This global review is part of the thought leadership component of the Credit Suisse Financial Education for Girls (CSFEG) program. The purpose of this work is to provide recommendations regarding the design, implementation and research on programs for adolescent girls aged 10 to 18 that aim to contribute to their economic empowerment by containing a financial education component. Presented here are the findings from research into selected, highlighting key financial education program models.
In the context of global concerns about the economic exclusion of youth, efforts to facilitate youth access to decent jobs and financial services have become a development priority. This is particularly the case in the Middle East and North Africa (MENA) region, where continued growth of the youth population has exacerbated pressures on education systems and labor markets. This has contributed to poor labor market outcomes for young people, increasingly characterized by high unemployment, underemployment and informality.

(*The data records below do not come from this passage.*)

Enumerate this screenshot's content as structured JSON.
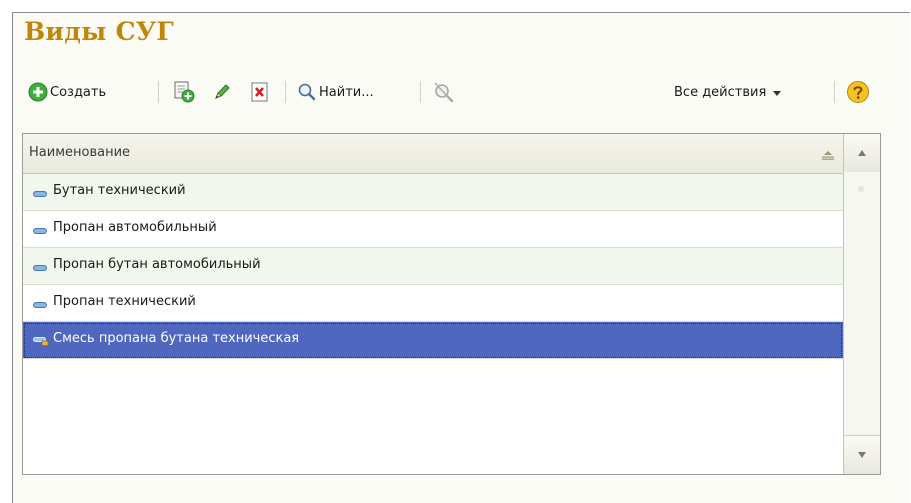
{
  "form": {
    "title": "Виды СУГ"
  },
  "toolbar": {
    "create_label": "Создать",
    "find_label": "Найти...",
    "all_actions_label": "Все действия",
    "icons": {
      "create": "plus-circle-icon",
      "copy": "copy-add-icon",
      "edit": "pencil-icon",
      "delete": "delete-x-icon",
      "find": "magnifier-icon",
      "cancel_search": "cancel-search-icon",
      "dropdown": "chevron-down-icon",
      "help": "help-icon"
    }
  },
  "grid": {
    "column_header": "Наименование",
    "rows": [
      {
        "label": "Бутан технический",
        "icon": "item-minus-icon",
        "selected": false
      },
      {
        "label": "Пропан автомобильный",
        "icon": "item-minus-icon",
        "selected": false
      },
      {
        "label": "Пропан бутан автомобильный",
        "icon": "item-minus-icon",
        "selected": false
      },
      {
        "label": "Пропан технический",
        "icon": "item-minus-icon",
        "selected": false
      },
      {
        "label": "Смесь пропана бутана техническая",
        "icon": "item-edit-icon",
        "selected": true
      }
    ]
  },
  "colors": {
    "title": "#c0860a",
    "selection": "#4f67bf",
    "row_alt": "#f2f7ee",
    "accent_green": "#3fae3f",
    "help_yellow": "#f5c223"
  }
}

This paper provides a comprehensive and objective overview of the current landscape of economic citizenship education for children and youth. Economic citizenship education is a holistic approach to financial education, complementing it with a focus on life skills and livelihoods. The paper includes the most important theoretical insights, principles, and frameworks. In addition, it provides an overview of the key players and current initiatives focusing on economic citizenship education for children and youth.
Child & Youth Finance International (CYFI) started on its mission to empower all children and youth worldwide by supporting them in realizing their potential as full economic citizens in 2011. CYFI developed its model of economic citizenship together with leading academics, multilaterals, and experts in the field. Economic citizenship empowers children and youth and builds their capabilities to be successful in life through three building blocks: financial education, social and livelihoods education, and financial inclusion.
Today, a large part of your life occurs online. When you share photos on Instagram or via SnapChat, transfer money to your friends through mobile apps or shop online for a new pair of sneakers or jeans; it all happens digitally. With the world rapidly moving towards digitalization, new exciting opportunities are continually being created and become available to us all. Nevertheless, it is important that you know more about these new opportunities and are aware of the challenges they may bring.
The United Nation’s Development Agenda 2030 has put forward an ambitious set of Sustainable Development Goals (SDGs) to guide global development over the coming 15 years. The objective of this network brief is to demonstrate how the implementation of an economic citizenship strategy for children and youth can contribute to the achievement of many of the SDGs and corresponding sub-targets. In particular, financial inclusion and Economic Citizenship Education (ECE) for children and youth have a significant link to SDG #1, 3, 4, 5, 8, 10, 11 and 16.
This guide has been developed for leading national and international financial institutions that are, or are considering, developing financial payment products for minors. It is intended to help decision makers and product owners understand some of the responsibilities and risks associated with this market.